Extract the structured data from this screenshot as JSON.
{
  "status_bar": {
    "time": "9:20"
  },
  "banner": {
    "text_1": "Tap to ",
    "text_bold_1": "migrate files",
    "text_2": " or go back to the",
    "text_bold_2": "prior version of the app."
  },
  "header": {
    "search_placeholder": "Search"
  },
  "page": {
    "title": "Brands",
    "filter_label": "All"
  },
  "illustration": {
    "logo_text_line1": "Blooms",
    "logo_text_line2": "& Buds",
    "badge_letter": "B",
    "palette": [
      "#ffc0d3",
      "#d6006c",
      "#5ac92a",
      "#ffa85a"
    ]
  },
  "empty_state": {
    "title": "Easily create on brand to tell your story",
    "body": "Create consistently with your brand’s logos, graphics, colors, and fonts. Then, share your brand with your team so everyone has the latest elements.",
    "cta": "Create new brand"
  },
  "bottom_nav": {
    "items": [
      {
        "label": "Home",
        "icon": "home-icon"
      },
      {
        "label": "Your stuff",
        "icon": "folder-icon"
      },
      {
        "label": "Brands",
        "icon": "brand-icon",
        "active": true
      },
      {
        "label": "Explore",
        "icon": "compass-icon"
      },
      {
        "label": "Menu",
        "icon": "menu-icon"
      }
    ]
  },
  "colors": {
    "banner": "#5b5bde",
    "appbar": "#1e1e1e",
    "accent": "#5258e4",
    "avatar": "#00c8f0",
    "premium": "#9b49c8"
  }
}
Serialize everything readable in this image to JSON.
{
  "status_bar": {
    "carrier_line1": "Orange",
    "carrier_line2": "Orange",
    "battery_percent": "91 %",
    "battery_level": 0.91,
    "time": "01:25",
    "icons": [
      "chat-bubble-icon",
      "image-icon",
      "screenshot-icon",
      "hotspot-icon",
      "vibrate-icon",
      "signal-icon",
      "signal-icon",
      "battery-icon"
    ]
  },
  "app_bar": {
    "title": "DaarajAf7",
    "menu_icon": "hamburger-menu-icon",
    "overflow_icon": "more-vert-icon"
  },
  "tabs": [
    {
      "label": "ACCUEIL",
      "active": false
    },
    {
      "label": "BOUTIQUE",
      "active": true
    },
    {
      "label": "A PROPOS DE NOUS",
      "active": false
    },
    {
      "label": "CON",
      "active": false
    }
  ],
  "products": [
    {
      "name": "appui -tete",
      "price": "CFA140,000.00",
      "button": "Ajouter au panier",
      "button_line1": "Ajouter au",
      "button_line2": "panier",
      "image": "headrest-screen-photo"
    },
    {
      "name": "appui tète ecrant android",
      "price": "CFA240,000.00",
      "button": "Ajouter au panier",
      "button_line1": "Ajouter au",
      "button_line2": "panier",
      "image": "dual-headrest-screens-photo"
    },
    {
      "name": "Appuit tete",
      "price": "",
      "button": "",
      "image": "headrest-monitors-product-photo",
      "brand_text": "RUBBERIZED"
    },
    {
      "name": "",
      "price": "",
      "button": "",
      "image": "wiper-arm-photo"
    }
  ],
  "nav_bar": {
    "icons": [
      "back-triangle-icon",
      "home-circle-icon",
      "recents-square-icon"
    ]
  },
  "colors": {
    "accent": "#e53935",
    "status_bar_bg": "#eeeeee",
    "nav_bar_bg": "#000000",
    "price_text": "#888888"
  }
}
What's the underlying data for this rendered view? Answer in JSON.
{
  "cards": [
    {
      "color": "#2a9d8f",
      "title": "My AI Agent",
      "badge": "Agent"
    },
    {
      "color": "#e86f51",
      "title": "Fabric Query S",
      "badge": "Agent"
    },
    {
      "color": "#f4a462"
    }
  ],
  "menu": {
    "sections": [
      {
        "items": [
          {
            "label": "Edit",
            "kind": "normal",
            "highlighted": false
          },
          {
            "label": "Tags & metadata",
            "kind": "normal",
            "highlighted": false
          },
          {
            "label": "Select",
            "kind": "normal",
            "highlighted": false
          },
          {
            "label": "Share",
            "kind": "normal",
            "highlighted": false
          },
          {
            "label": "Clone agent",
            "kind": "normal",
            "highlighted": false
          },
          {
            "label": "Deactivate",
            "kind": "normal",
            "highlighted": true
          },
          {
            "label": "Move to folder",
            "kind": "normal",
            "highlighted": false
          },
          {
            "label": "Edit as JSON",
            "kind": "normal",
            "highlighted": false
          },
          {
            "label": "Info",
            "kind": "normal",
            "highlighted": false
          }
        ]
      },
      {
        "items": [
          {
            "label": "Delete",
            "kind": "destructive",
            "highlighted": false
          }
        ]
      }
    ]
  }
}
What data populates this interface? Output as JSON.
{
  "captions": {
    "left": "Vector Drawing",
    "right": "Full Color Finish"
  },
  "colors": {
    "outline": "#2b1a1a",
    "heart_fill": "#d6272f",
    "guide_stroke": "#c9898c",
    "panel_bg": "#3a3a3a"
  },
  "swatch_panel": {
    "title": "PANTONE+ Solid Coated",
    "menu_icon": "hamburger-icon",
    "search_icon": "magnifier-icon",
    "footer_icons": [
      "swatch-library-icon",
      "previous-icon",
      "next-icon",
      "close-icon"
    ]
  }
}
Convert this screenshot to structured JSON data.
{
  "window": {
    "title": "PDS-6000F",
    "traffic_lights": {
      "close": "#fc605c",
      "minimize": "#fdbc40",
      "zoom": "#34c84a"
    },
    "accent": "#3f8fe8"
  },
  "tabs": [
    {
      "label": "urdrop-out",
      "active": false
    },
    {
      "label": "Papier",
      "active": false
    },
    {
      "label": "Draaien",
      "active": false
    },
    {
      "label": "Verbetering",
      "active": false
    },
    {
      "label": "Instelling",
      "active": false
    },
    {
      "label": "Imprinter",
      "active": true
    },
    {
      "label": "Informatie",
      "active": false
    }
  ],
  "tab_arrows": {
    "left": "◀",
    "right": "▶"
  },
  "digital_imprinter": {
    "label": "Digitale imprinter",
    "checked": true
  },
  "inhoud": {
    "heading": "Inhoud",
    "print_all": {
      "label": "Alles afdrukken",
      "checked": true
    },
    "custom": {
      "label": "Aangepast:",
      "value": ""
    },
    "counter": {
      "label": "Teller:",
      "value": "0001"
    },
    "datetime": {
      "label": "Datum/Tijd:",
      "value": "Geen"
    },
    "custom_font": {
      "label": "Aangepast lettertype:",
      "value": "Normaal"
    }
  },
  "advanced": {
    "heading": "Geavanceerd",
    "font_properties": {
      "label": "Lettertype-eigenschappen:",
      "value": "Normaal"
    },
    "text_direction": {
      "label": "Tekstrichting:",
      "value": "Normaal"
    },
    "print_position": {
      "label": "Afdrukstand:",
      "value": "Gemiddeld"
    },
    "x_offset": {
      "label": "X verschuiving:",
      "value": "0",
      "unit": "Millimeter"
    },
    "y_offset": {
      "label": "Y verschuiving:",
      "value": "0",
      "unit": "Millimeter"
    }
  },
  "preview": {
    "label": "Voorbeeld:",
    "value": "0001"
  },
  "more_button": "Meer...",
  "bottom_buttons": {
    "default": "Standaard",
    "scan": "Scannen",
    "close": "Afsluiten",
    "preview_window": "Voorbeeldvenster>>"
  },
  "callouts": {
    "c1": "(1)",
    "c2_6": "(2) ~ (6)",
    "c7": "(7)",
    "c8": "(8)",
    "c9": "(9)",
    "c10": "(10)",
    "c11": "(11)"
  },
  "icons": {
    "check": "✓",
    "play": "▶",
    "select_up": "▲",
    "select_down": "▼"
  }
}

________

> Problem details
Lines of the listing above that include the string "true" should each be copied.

> Solution to this problem
        "active": true
      "active": true
            "highlighted": true
      "active": true
    "checked": true
      "checked": true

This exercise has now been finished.